In our final part to the Harradine story, we will look at Leslie Harradine, the family man.
A treat for fellow figure collectors is this early version of Easter Day by Leslie Harradine, modelled after a still of Vivienne Leigh in ‘Gone with the Wind’ from 1938 when the actress played Scarlet O’Hara. The actual version of this figure that went into production in 1945 was accurate in almost every detail to the photograph that has previously been listed here!
Child studies have always been popular with Royal Doulton collectors, and from the launch of the HN range child studies have played a key role in the range. We all know of course the famous story behind Darling HN1 modeled by Charles Vyse, but collectors are sometimes surprised to see that Leslie Harradine, perhaps the most collected of all Royal Doulton modellers, also created many charming portraits of children. With six children of his own he certainly had much in real life to base his models on. Unfortunately we do not know if any of the figures he supplied to Royal Doulton were based on any of his own children, but we do know a few of the sources he used.
If you look at my book ‘Reflections’ you will see a section dedicated to Molly Benatar and Harradine based his Miss Muffet HN1937 clearly on one of Benatar’s designs for Raphael Tuck, the greetings card specialist. Even the coloring of this figure is copied from the original.
Miss Muffet HN1937 and Molly Benatar’s ‘When hearts are young’ illustration
A recent discovery of mine is also that Nana HN1766 is based on another of Benatar’s pictures. The skirt, the hair and the hat worn identify Nana.
Molly Benatar illustration and Nana HN1766
Another of Harradine’s most popular child studies is Sweeting and she , dressed in her party frock, was inspired by an advert for the once eminent London department store Marshall and Snellgrove.
Other child figures by Harradine simply reflect childhood at its most innocent, consider Pyjamas HN1942 or To bed HN1805, either of whom could have been anyone of us in our early years. Harradine was able to capture a certain charm in his child studies, just as his did so perfectly with the bevy of ladies in so many varying guises, that he now is famed for.
One particularly popular child figure is Marie HN1417 introduced in 1930. A purple version of this figure was made up until 1988. Originally made as a pair to Rose HN1368, they can both be found in complimentary as well as contrasting colorways, and more unusually you can find them mounted on bookends and other objects. The enduring popularity of Rose meant that a new colorway HN2123 was introduced in 1983.
As with most Harradine figures, his child studies were also issued in several colourings. Particular favourites of mine are Lily HN1789, Ruby HN1724 and Diana HN1716. All three young girls display perfectly with their taller counterparts. Harradine understood precisely Royal Doulton’s requirements and when a popular theme was established he sought to develop it further. The world-famous Royal Doulton street sellers is one such case where a child study, namely Linda HN2106 was introduced to expand that series.

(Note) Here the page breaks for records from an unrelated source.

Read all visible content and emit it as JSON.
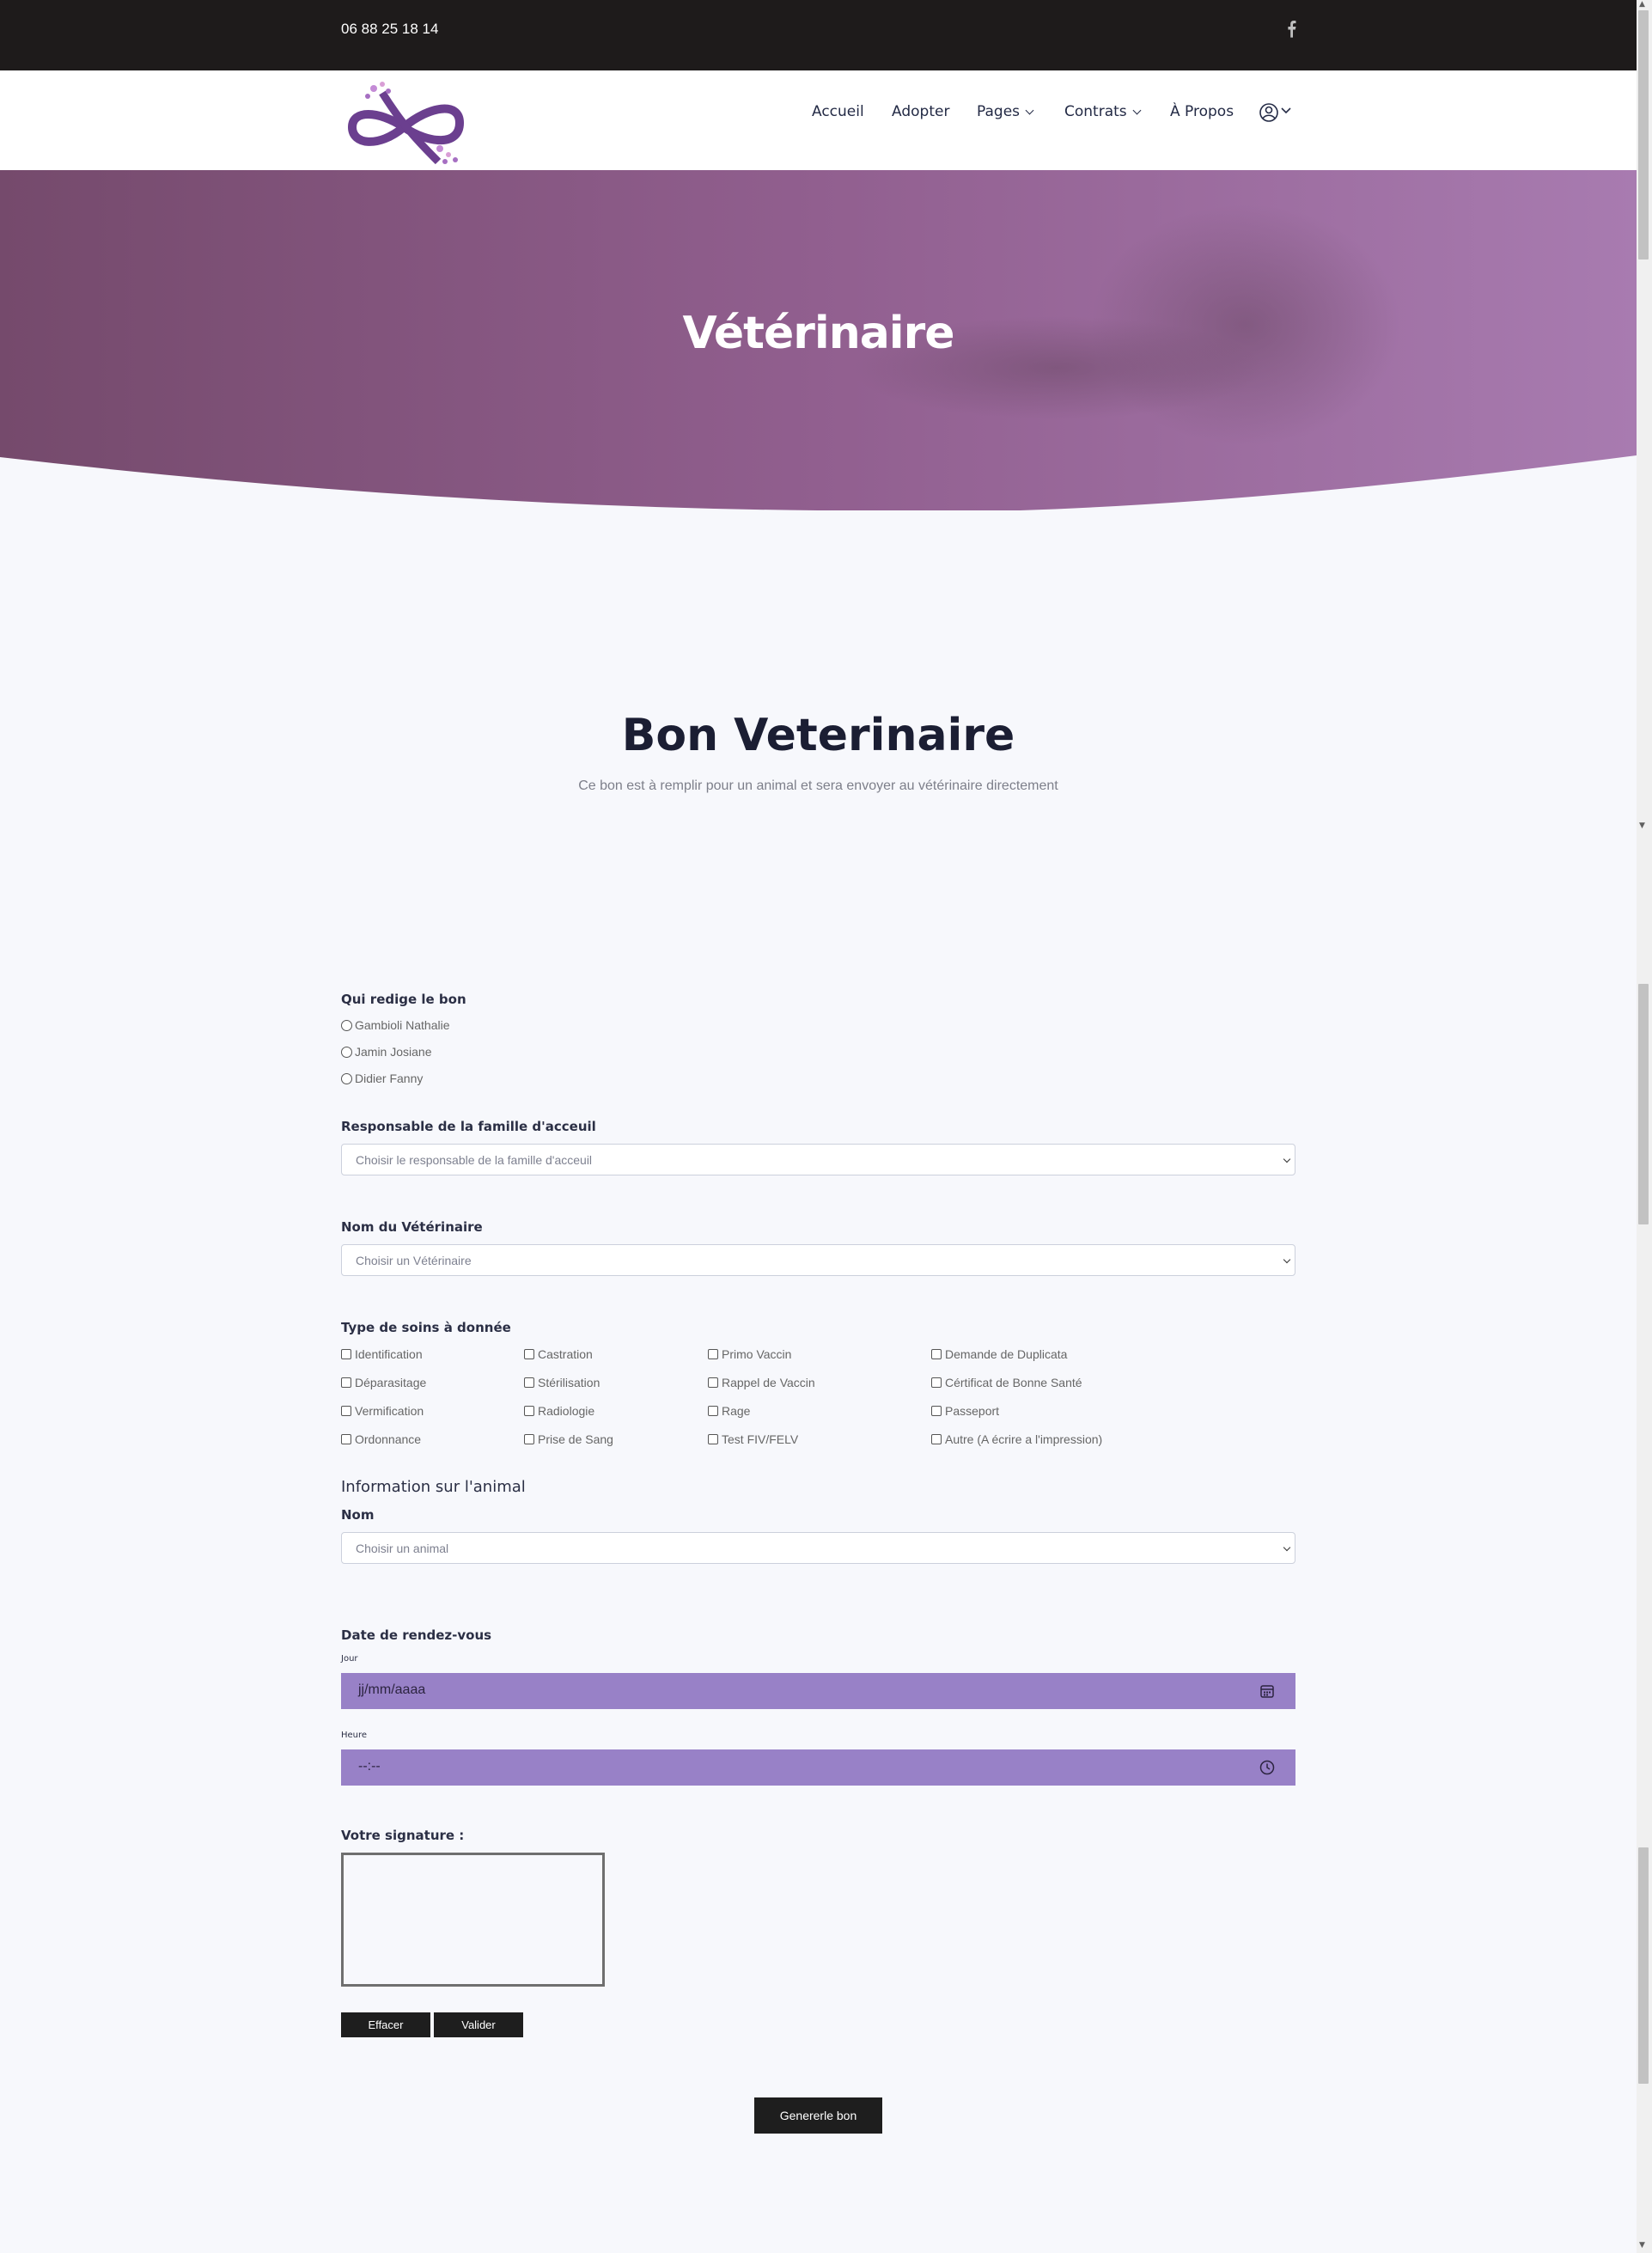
{
  "topbar": {
    "phone": "06 88 25 18 14",
    "social_icon": "facebook-icon"
  },
  "header": {
    "logo": "infinity-paws-logo",
    "nav": [
      {
        "label": "Accueil",
        "dropdown": false
      },
      {
        "label": "Adopter",
        "dropdown": false
      },
      {
        "label": "Pages",
        "dropdown": true
      },
      {
        "label": "Contrats",
        "dropdown": true
      },
      {
        "label": "À Propos",
        "dropdown": false
      }
    ],
    "user_icon": "user-circle-icon"
  },
  "hero": {
    "title": "Vétérinaire"
  },
  "section": {
    "title": "Bon Veterinaire",
    "subtitle": "Ce bon est à remplir pour un animal et sera envoyer au vétérinaire directement"
  },
  "form": {
    "author": {
      "label": "Qui redige le bon",
      "options": [
        "Gambioli Nathalie",
        "Jamin Josiane",
        "Didier Fanny"
      ]
    },
    "foster": {
      "label": "Responsable de la famille d'acceuil",
      "placeholder": "Choisir le responsable de la famille d'acceuil"
    },
    "vet": {
      "label": "Nom du Vétérinaire",
      "placeholder": "Choisir un Vétérinaire"
    },
    "care": {
      "label": "Type de soins à donnée",
      "columns": [
        [
          "Identification",
          "Déparasitage",
          "Vermification",
          "Ordonnance"
        ],
        [
          "Castration",
          "Stérilisation",
          "Radiologie",
          "Prise de Sang"
        ],
        [
          "Primo Vaccin",
          "Rappel de Vaccin",
          "Rage",
          "Test FIV/FELV"
        ],
        [
          "Demande de Duplicata",
          "Cértificat de Bonne Santé",
          "Passeport",
          "Autre (A écrire a l'impression)"
        ]
      ]
    },
    "animal": {
      "heading": "Information sur l'animal",
      "label": "Nom",
      "placeholder": "Choisir un animal"
    },
    "appointment": {
      "label": "Date de rendez-vous",
      "day_label": "Jour",
      "day_placeholder": "jj/mm/aaaa",
      "time_label": "Heure",
      "time_placeholder": "--:--"
    },
    "signature": {
      "label": "Votre signature :"
    },
    "buttons": {
      "clear": "Effacer",
      "validate": "Valider",
      "generate": "Genererle bon"
    }
  },
  "colors": {
    "topbar": "#1e1b1b",
    "hero_start": "#7a4f72",
    "hero_end": "#a87bb0",
    "input_fill": "#9881c7",
    "button": "#1e1e1e"
  }
}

A final figure I would like to bring to your attention is The Rocking Horse HN2072. This particular figure I am sure you will agree is simply charming. The only reason I can summise for its short production (1951-53) is that the figure was too costly to produce. The inspiration for the piece is no doubt the film The Rocking Horse Winner from 1949, where the young hero discovers he can predict race winners by rocking his horse.
The Rocking Horse HN2072